Continuing the line of enquiry followed on his earlier Corpus Hermeticum album, The Evan Dando of Noise?, New York-based guitarist Alan Licht once more thumbs his nose at the exclusive world of improv/noise purists (the back tray of Plays Well shows Licht's product sandwiched between Alabama 3 and the Alan Parsons Project in the bins of a Japanese record store) with two extended tracks that call into question the supposed idiomatic purity of improvised guitar in a thought-provoking and highly enjoyable way. "Remington Khan," a live recording from 1997, is a stream-of-consciousness, free-flowing solo that slides inexorably into a fuzzy noise fest. It manages to recall Loren Connors and Jim O'Rourke, but also Jerry Garcia and even Terry Riley (played as it is over a steadily pulsing C). The opening of "The Old Victrola" finds Licht playing along behind Captain Beefheart's "Well" (the original a cappella recording from Trout Mask Replica), teasing this literary equivalent of a free jazz solo into the pulsing binary structure of a metrical pop song. After several minutes, the track starts sliding once again into noisy entropy before cutting without warning to...Donna Summer. Over a four-measure loop from "Dim All the Lights," Licht superimposes layers of wailing guitars, gradually building the tension (it could almost be Neu! or Rhys Chatham) until the original disco song explodes in all its glory at the 16-minute mark. The audience reaction (this part of the track was recorded live at Transmissions in July 2000) is positively ecstatic.
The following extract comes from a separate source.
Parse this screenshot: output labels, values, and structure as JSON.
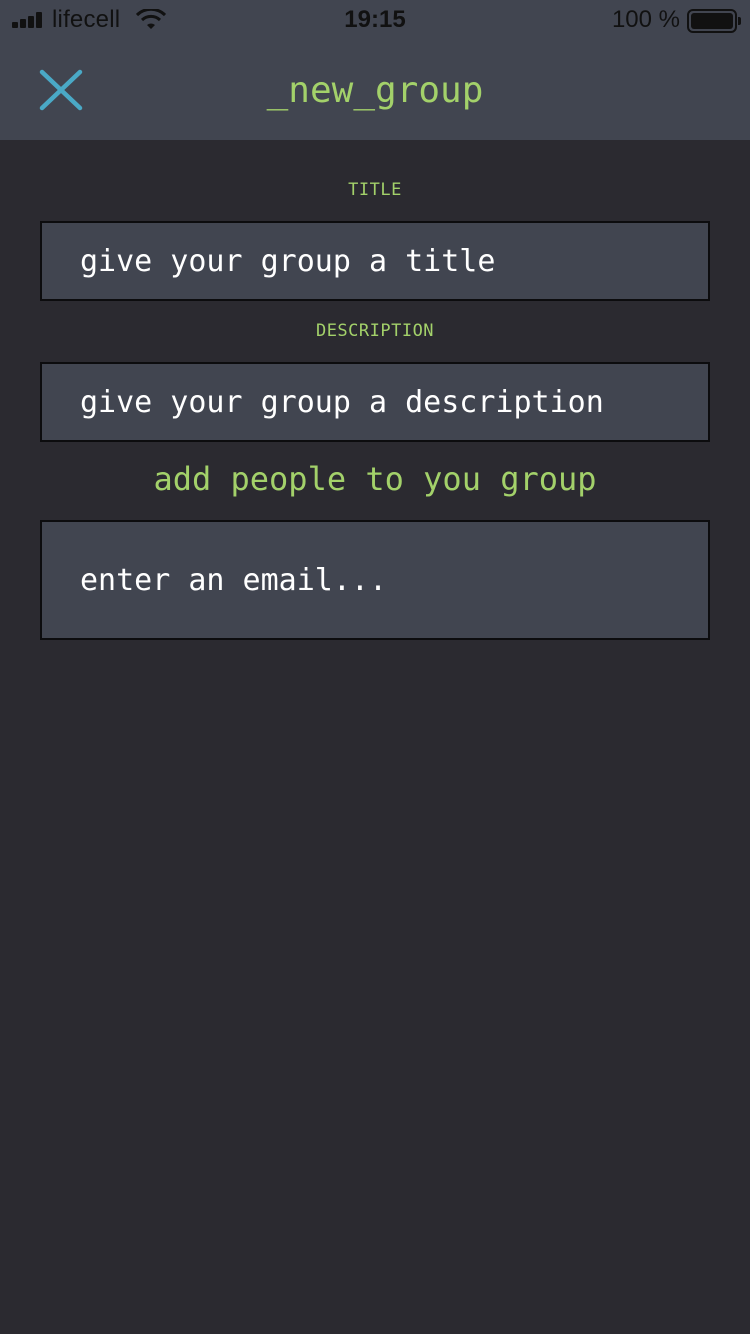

Licht lets the song play all the way through, an exercise in pop art musicology, until his nasty, gritty guitar comes back in to mess things up, before he slips back into a second version of "Well" sung by Licht himself over a minimal, Nico-esque organ drone.
AllMusic Review by Dan Warburton